International Albinism Awareness Day observed on 13 June
On 18 December 2014, the General Assembly adopted a resolution proclaiming, with effect from 2015, 13 June as International Albinism Awareness Day.
13 June: International Albinism Awareness Day
The International Albinism Awareness Day was observed on 13 June 2017 with an aim to end multiple forms of discrimination that is faced by people who suffers from albinism.
Albinism results in a lack of pigmentation (melanin) in the hair, skin and eyes, causing vulnerability to the sun and bright light. As a result, almost all people with albinism are visually impaired and are prone to developing skin cancer. There is no cure for the absence of melanin that is central to albinism.

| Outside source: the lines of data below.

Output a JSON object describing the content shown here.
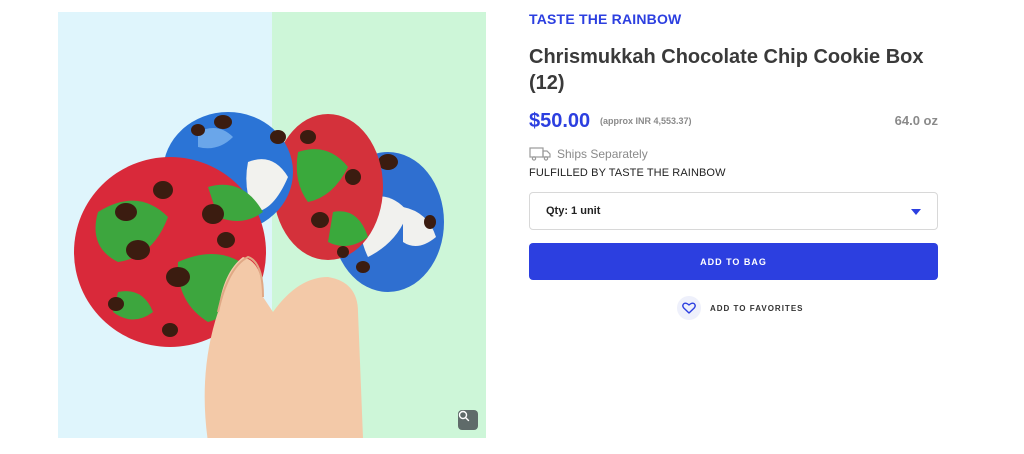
{
  "product": {
    "image_alt": "Rainbow chocolate chip cookies held in a hand",
    "brand": "TASTE THE RAINBOW",
    "title": "Chrismukkah Chocolate Chip Cookie Box (12)",
    "price": "$50.00",
    "price_approx": "(approx INR 4,553.37)",
    "weight": "64.0 oz",
    "shipping_note": "Ships Separately",
    "fulfilled_by": "FULFILLED BY TASTE THE RAINBOW"
  },
  "quantity": {
    "selected": "Qty: 1 unit"
  },
  "actions": {
    "add_to_bag": "ADD TO BAG",
    "add_to_favorites": "ADD TO FAVORITES"
  },
  "icons": {
    "zoom": "magnifier-icon",
    "truck": "truck-icon",
    "heart": "heart-icon",
    "caret": "caret-down-icon"
  },
  "colors": {
    "accent": "#2c3fe0",
    "image_bg_left": "#dff5fc",
    "image_bg_right": "#cdf6d8"
  }
}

Albinism is a rare, non-contagious, genetically inherited difference present at birth and it is still profoundly misunderstood, socially and medically. In almost all types of albinism, both parents must carry the gene for it to be passed on, even if they do not have albinism themselves. The condition is found in both sexes regardless of ethnicity and in all countries of the world.
The physical appearance of persons with albinism is often the object of erroneous beliefs and myths influenced by superstition, which fosters their marginalisation and social exclusion. This leads to various forms of stigma and discrimination.
According to United Nations (UN), in some communities, erroneous beliefs and myths, which are heavily influenced by superstition, put the security and lives of persons with albinism at constant risk. These beliefs and myths are centuries old and are present in cultural attitudes and practices around the world.
The UN General Assembly on 18 December 2014 adopted a resolution that proclaimed that 13 June will be observed as International Albinism Awareness Day. The first Albinism Day was observed on 13 June 2015.
In 2013, the United Nations Human Rights Council adopted a resolution calling for the prevention of attacks and discrimination against persons with albinism. Moreover, in response to the call from civil society organisations advocating considering persons with albinism as a specific group with particular needs that require special attention, on 26 March 2015, the Council created the mandate of Independent Expert on the enjoyment of human rights by persons with albinism.
Later in January 2016, Ikponwosa Ero, United Nations Independent Expert on the Enjoyment of Human Rights of Persons with Albinism submitted her first report on albinism to the UN Human Rights Council. Adding to the information contained in the July 2016 report to the General Assembly, the latest report was presented to the Human Rights Council in 2017 and included a focus on witchcraft as a key root cause of attacks against persons with albinism.